    I worked as an agency nurse for 2 years. The hospital was ALWAYS short staffed. The average # of patients that I took care of was 8. The most I ever had was 13. ( the average does not include the ones discharges or admitted) Most of the time by the end of the shift I would have as many as 10 different charts to complete not including the papper work from admitts and discharges. (no computerized charting)
    The way I see agency nursing is you always get blamed for everything if you did it or not. Not by your co-workers because they are so glad to see any kind of help but by the supervisors.The never said anything about all of the med errors that would of happened if I wouldn't of caught them, or how tx I got done when their staff nurse couldn't manage to do any or how I managed to make sure all of my patients got baths, medicated on time , and were always taken care of. I got so tired of working my tale off and not getting any kind of a Thank you.I burned out on nursing all together.
    I have just recently took a break from nursing. During that time I decided I love my job. I can't handle the politics that is involved with agency nursing.
    I just put in at a local nursing home where I just work 8 hrs instead of 12. I hope working as a part of the staff is alot better than not being part of the staff.
  7. by   DebBRN1
    I have worked as an agency Nurse for a year now and I love it! I work almost exclusively on the telemetry floor where I was a staff member for 4 years. The workload is the same, the high acuity and poor staffing is unchanged; but I am spared the politics. I feel badly for my friends who endure the horrible work conditions/poor morale of the institution, but I am so happy I made the decision to go agency. My time is my own, my schedule is totally flexible, and the money is outrageous!! I have been cancelled only 8 times in the past 12 months, which is a pretty low rate of cancellation.I have been asked to do charge on several occaisions, even though I am agency, because I have more experience than the new grads and new hires on the floor.I think my situation is unusual, because I work 32/40 hours a week on the same floor, and I worked there 4 years prior.....most of the staff forget I am agency.
  8. by   bunky
    Ok but what I am getting at is do any of you feel, or perhaps know that because you are an agency nurse that if there's a unit that is going to be shortstaffed it'll be the one that YOU are on? I mean do any of you feel that the hospital while not purposefully short staffing you, will ultimatley choose to shortstaff the unit that has the agency nurse on it, simply because of the fact that there is an agency nurse on that unit and who cares about keeping the agency happy?

    By the way, I did discuss this with my agency and was told that the agency does cover me legally for pulling charge, and I have never had to be secretary either. And yes, I do get charge nurse pay, a couple of bucks more an hour.

    Has anyone else gotten the sense that the hospital will look twice at the staffing or lack of it because it's an agency nurse on duty?
  9. by   123lisa
    All the agency shifts I have worked have been very cautious of where and whom I am working with. They try to give me the lower acquity and are very supportive. I feel they are trying to give their patients the highest quality care they can. I always do my best and learn the new things I am not totally familiar with. Agency is working out for me at the moment. I plan to do this for about one year to get a multitude of experiences under my cap.
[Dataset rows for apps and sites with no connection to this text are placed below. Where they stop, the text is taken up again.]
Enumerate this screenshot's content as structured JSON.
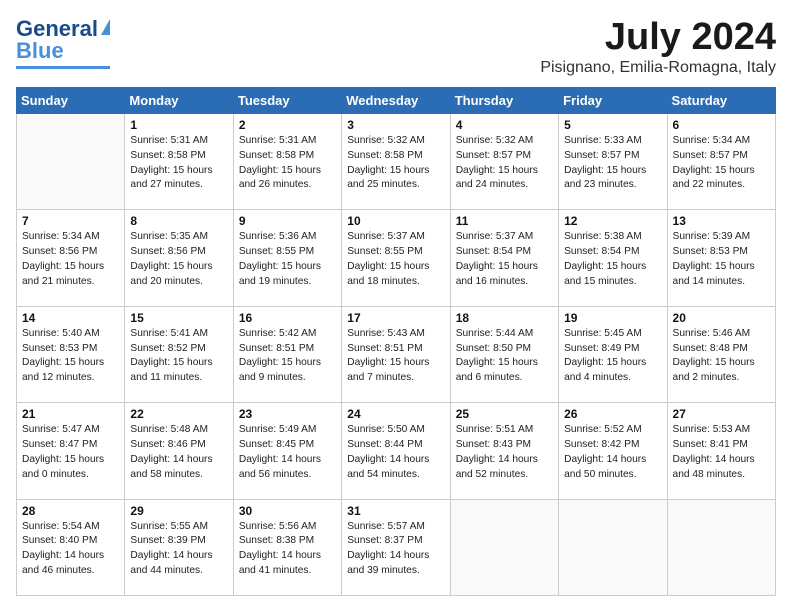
{
  "logo": {
    "line1": "General",
    "line2": "Blue"
  },
  "header": {
    "month": "July 2024",
    "location": "Pisignano, Emilia-Romagna, Italy"
  },
  "weekdays": [
    "Sunday",
    "Monday",
    "Tuesday",
    "Wednesday",
    "Thursday",
    "Friday",
    "Saturday"
  ],
  "weeks": [
    [
      {
        "day": "",
        "info": ""
      },
      {
        "day": "1",
        "info": "Sunrise: 5:31 AM\nSunset: 8:58 PM\nDaylight: 15 hours\nand 27 minutes."
      },
      {
        "day": "2",
        "info": "Sunrise: 5:31 AM\nSunset: 8:58 PM\nDaylight: 15 hours\nand 26 minutes."
      },
      {
        "day": "3",
        "info": "Sunrise: 5:32 AM\nSunset: 8:58 PM\nDaylight: 15 hours\nand 25 minutes."
      },
      {
        "day": "4",
        "info": "Sunrise: 5:32 AM\nSunset: 8:57 PM\nDaylight: 15 hours\nand 24 minutes."
      },
      {
        "day": "5",
        "info": "Sunrise: 5:33 AM\nSunset: 8:57 PM\nDaylight: 15 hours\nand 23 minutes."
      },
      {
        "day": "6",
        "info": "Sunrise: 5:34 AM\nSunset: 8:57 PM\nDaylight: 15 hours\nand 22 minutes."
      }
    ],
    [
      {
        "day": "7",
        "info": "Sunrise: 5:34 AM\nSunset: 8:56 PM\nDaylight: 15 hours\nand 21 minutes."
      },
      {
        "day": "8",
        "info": "Sunrise: 5:35 AM\nSunset: 8:56 PM\nDaylight: 15 hours\nand 20 minutes."
      },
      {
        "day": "9",
        "info": "Sunrise: 5:36 AM\nSunset: 8:55 PM\nDaylight: 15 hours\nand 19 minutes."
      },
      {
        "day": "10",
        "info": "Sunrise: 5:37 AM\nSunset: 8:55 PM\nDaylight: 15 hours\nand 18 minutes."
      },
      {
        "day": "11",
        "info": "Sunrise: 5:37 AM\nSunset: 8:54 PM\nDaylight: 15 hours\nand 16 minutes."
      },
      {
        "day": "12",
        "info": "Sunrise: 5:38 AM\nSunset: 8:54 PM\nDaylight: 15 hours\nand 15 minutes."
      },
      {
        "day": "13",
        "info": "Sunrise: 5:39 AM\nSunset: 8:53 PM\nDaylight: 15 hours\nand 14 minutes."
      }
    ],
    [
      {
        "day": "14",
        "info": "Sunrise: 5:40 AM\nSunset: 8:53 PM\nDaylight: 15 hours\nand 12 minutes."
      },
      {
        "day": "15",
        "info": "Sunrise: 5:41 AM\nSunset: 8:52 PM\nDaylight: 15 hours\nand 11 minutes."
      },
      {
        "day": "16",
        "info": "Sunrise: 5:42 AM\nSunset: 8:51 PM\nDaylight: 15 hours\nand 9 minutes."
      },
      {
        "day": "17",
        "info": "Sunrise: 5:43 AM\nSunset: 8:51 PM\nDaylight: 15 hours\nand 7 minutes."
      },
      {
        "day": "18",
        "info": "Sunrise: 5:44 AM\nSunset: 8:50 PM\nDaylight: 15 hours\nand 6 minutes."
      },
      {
        "day": "19",
        "info": "Sunrise: 5:45 AM\nSunset: 8:49 PM\nDaylight: 15 hours\nand 4 minutes."
      },
      {
        "day": "20",
        "info": "Sunrise: 5:46 AM\nSunset: 8:48 PM\nDaylight: 15 hours\nand 2 minutes."
      }
    ],
    [
      {
        "day": "21",
        "info": "Sunrise: 5:47 AM\nSunset: 8:47 PM\nDaylight: 15 hours\nand 0 minutes."
      },
      {
        "day": "22",
        "info": "Sunrise: 5:48 AM\nSunset: 8:46 PM\nDaylight: 14 hours\nand 58 minutes."
      },
      {
        "day": "23",
        "info": "Sunrise: 5:49 AM\nSunset: 8:45 PM\nDaylight: 14 hours\nand 56 minutes."
      },
      {
        "day": "24",
        "info": "Sunrise: 5:50 AM\nSunset: 8:44 PM\nDaylight: 14 hours\nand 54 minutes."
      },
      {
        "day": "25",
        "info": "Sunrise: 5:51 AM\nSunset: 8:43 PM\nDaylight: 14 hours\nand 52 minutes."
      },
      {
        "day": "26",
        "info": "Sunrise: 5:52 AM\nSunset: 8:42 PM\nDaylight: 14 hours\nand 50 minutes."
      },
      {
        "day": "27",
        "info": "Sunrise: 5:53 AM\nSunset: 8:41 PM\nDaylight: 14 hours\nand 48 minutes."
      }
    ],
    [
      {
        "day": "28",
        "info": "Sunrise: 5:54 AM\nSunset: 8:40 PM\nDaylight: 14 hours\nand 46 minutes."
      },
      {
        "day": "29",
        "info": "Sunrise: 5:55 AM\nSunset: 8:39 PM\nDaylight: 14 hours\nand 44 minutes."
      },
      {
        "day": "30",
        "info": "Sunrise: 5:56 AM\nSunset: 8:38 PM\nDaylight: 14 hours\nand 41 minutes."
      },
      {
        "day": "31",
        "info": "Sunrise: 5:57 AM\nSunset: 8:37 PM\nDaylight: 14 hours\nand 39 minutes."
      },
      {
        "day": "",
        "info": ""
      },
      {
        "day": "",
        "info": ""
      },
      {
        "day": "",
        "info": ""
      }
    ]
  ]
}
  10. by   darby
    hi,you are very wise much more than alot of nurses who sign on to agency shifts,know where you are going,as a former agency person i know its hard to say no but alot of long term care facilities wont pay after they cancel or give mileage,be careful in the future,theagencies are in stiff conflict with each other.take care,darby.